Royal Pains is far from flawless but there is a fun vibe that, I’m going to just admit is contagious. It’s a new idea that features episode titles relating to more than just one meaning interwoven into each show. This definitely isn’t for younger viewers and if you want something for younger teens, and medical series are your “thing,” I’d advise you lean towards something different. Settings are gorgeous (especially when they include picnics on the beach with a stunning sunset as a backdrop – after all, this is the Hamptons), the cast shares some fantastic camaraderie, and above all, the forty-five minutes offers up more than one laugh, giving us more than one thought-provoking moments with which to think on… and wishing that it wouldn’t be another year before Hank Med and its subsequent DVD set would hit store shelves.
(Rated TV14 for its sexual material, both in medical terms and as pre-marital sex and/or casual sex in relationships [a few suggestive scenes depict the latter instances]. A married couple expecting a child is briefly seen supposedly having sex to induce labor. There is some talk of losing one’s virginity and birth control. Drinking plays a huge part; parties have guests becoming drunk, randomly making out and drugs are questioned in regards to almost everyone. God’s name is abused by pairing it with da**; Jesus is exclaimed in anything but good ways including a couple of potentially offensive comments. Various medical procedures are experienced but the camera generally steers clear of anything terrible.

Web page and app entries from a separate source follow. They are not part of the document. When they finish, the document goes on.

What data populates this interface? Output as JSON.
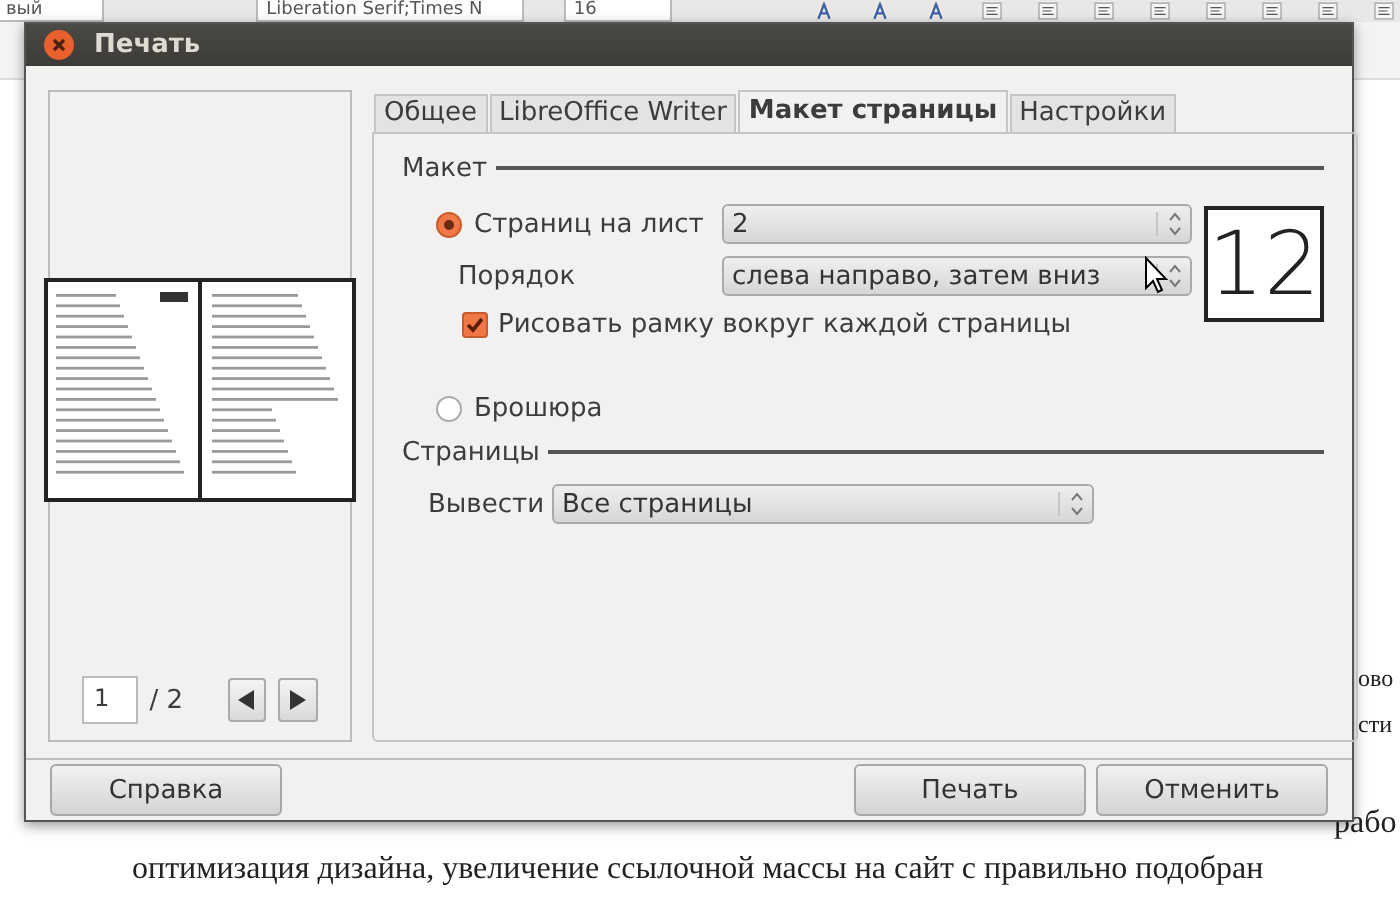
{
  "background": {
    "toolbar": {
      "style_field": "вый",
      "font_field": "Liberation Serif;Times N",
      "size_field": "16"
    },
    "document": {
      "lines": [
        "ово",
        "сти",
        "рабо",
        "оптимизация дизайна, увеличение ссылочной массы на сайт с правильно подобран"
      ]
    }
  },
  "window": {
    "title": "Печать"
  },
  "preview": {
    "page_field": "1",
    "page_count": "/ 2"
  },
  "tabs": [
    {
      "label": "Общее",
      "selected": false
    },
    {
      "label": "LibreOffice Writer",
      "selected": false
    },
    {
      "label": "Макет страницы",
      "selected": true
    },
    {
      "label": "Настройки",
      "selected": false
    }
  ],
  "layout": {
    "title": "Макет",
    "pages_per_sheet": {
      "label": "Страниц на лист",
      "selected": true,
      "value": "2"
    },
    "order": {
      "label": "Порядок",
      "value": "слева направо, затем вниз"
    },
    "draw_border": {
      "label": "Рисовать рамку вокруг каждой страницы",
      "checked": true
    },
    "layout_preview": "12",
    "brochure": {
      "label": "Брошюра",
      "selected": false
    }
  },
  "pages": {
    "title": "Страницы",
    "output": {
      "label": "Вывести",
      "value": "Все страницы"
    }
  },
  "buttons": [
    {
      "label": "Справка",
      "kind": "help"
    },
    {
      "label": "Печать",
      "kind": "action"
    },
    {
      "label": "Отменить",
      "kind": "action"
    }
  ]
}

Mild procedures are performed on a dog and a woman who has a piece of metal inside her; in a quick fix, a man must have fish hooks inserted into his broken rib cage.)